When you double team one post player it opens up other things such as deep jumpers and weak side rebounding. Portland took advantage of both. Travis Outlaw made the first bucket on a spectacular one hand follow-dunk of a missed Aldridge jumper. That opportunity was created by the double team that moved Lakers defenders around. Most of the rest of the quarter was taken up by a flurry of a dozen try attempts and a couple more bombs that were prevented from being 3s only by virtue of Steve Blake and James Jones having their foot on the line. 6 of the 3s dropped in which is kind of the ultimate good news/bad news scenario.
The good news is Portland was scoring seemingly at will and the 3 was dropping. The bad news is the team that lives by the 3 tends to die by it as well when they stop dropping. Watch any team that regularly dials long distance and you will generally notice they both generate and give up huge runs. Golden State is probably the poster boy for that paradigm but in games like this one Portland follows the formula as well.

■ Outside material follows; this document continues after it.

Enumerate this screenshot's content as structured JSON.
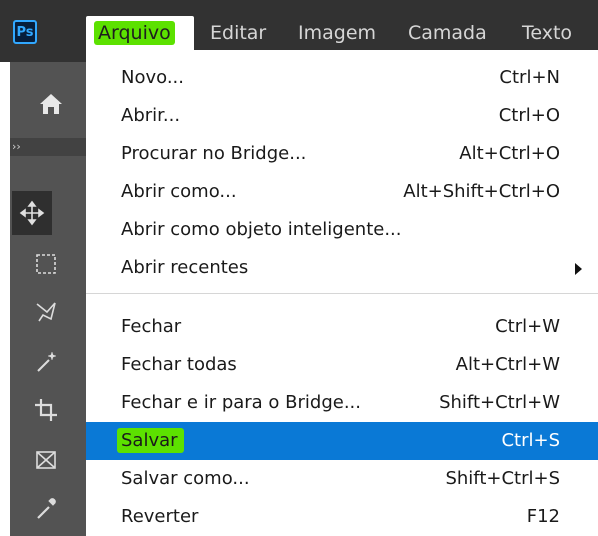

After building a 23-15 point lead Portland kept bombing away from outside but made just 1 of the next 4 triples. Meanwhile the Lakers were pounding the ball inside, going to the line, and getting the long rebounds to get some easy transition points.
The second quarter saw a lot less reliance on the 3 (2-6) but they were still shooting from deep. When they got penetration they set up a couple easy buckets but now the Laker defense was much more dialed in. Lamar Odom was doing a great job defensively on Aldridge when they were matched up 1 on 1 and as a result Portland now had no low-post scoring, the 3s were no longer open and the other players were not involved. After dropping 31 points in the first quarter they could only manage 19 in the second. Too much of the Portland offense devolved into random 1 on 1 moves against the shot clock that resulted in bad shots or turnovers. Though the Lakers only scored 24 points they completely dominated the quarter and it was obvious Portland was on its way to another defeat.
A lot of the damage was done by their first quarter success. When they do not have to work to score early the young guys on the Blazers tend to relax and not work as hard at the game as they need to in order to win. Though they are a talented young team they are not so talented that they can win without giving complete effort. They have problems with the transcendent talents of the league which, in reality, means 2 players: LeBron James and Kobe Bryant. Either of those guys can lift their team to victory even in the absence of significant assistance from their teammates. And on nights when their teammates are playing well...forget about it. It could get embarrassing.
This game did not reach that stage...not having your best player (Brandon Roy) and falling by 13 on the road to one of the premiere teams in the Western Conference is nothing to be ashamed of. And to their credit the young Blazer players never quit. They simply were outworked by a team that is, at this point, simply more talented and that outworked them on this night.
And there is no doubt the Lakers are a very talented team. I have never understood why Odom has not gotten more respect. His agate type for the night hardly overwhelmed anybody...12 points on efficient 6-12 shooting, 8 rebounds, just one assist...but he played a very complete game including 2 steals and 3 blocks. Most importantly, he played rugged, impressive defense on Aldridge and forced him into a 4-15 night with at least 2 of the makes coming when Odom was nowhere to be seen. Here is a guy who arguably made the difference for the Lakers in this game yet seems to be a favored whipping boy of many Laker fans. That seems mis-placed to me. Sure, Odom is not at a point in his career where he will regularly drop 20 and 10 but he will score timely buckets, play solid defense, and just generally be an above average threat to the opposition.
They also have Bryant, a guy for whom legitimate MVP chants are raised in about every home game. That brings up an interesting question; how important is image to the MVP? There are a lot of issues to discuss there but that is a post for another time.
For now, the Blazers are sitting at 38-37 with a tough schedule ahead: Home against Houston, San Antonio and the Lakers, then a quick road trip to Sacramento, home games against Dallas and Memphis and then closing out in Phoenix. 6 of those look like strong possibilities of losses with only the Memphis game looking like a probably win. After the Charlotte debacle, even that is questionable. Early on I figured them for 42-44 wins and a long-shot playoff slot. I was wrong about the playoffs...who knew you would need 50 to get in? and the win totals are looking shaky. But I am not ready to pack it in. One more strong run fueled by the home fires could see them go 4-3 or even 5-2 with a little help. While none of the games are easy all except the last one in Phoenix are games that should not surprise anybody if Portland won. They have a very respectable 25-11 record there and have almost always brought their A-game to the Rose Garden. Rumors abound that Roy may be back as soon as Friday which would make all the difference. It will be a fun close to the year as we see exactly what these guys are made of and get a look at who will still be on the team next season.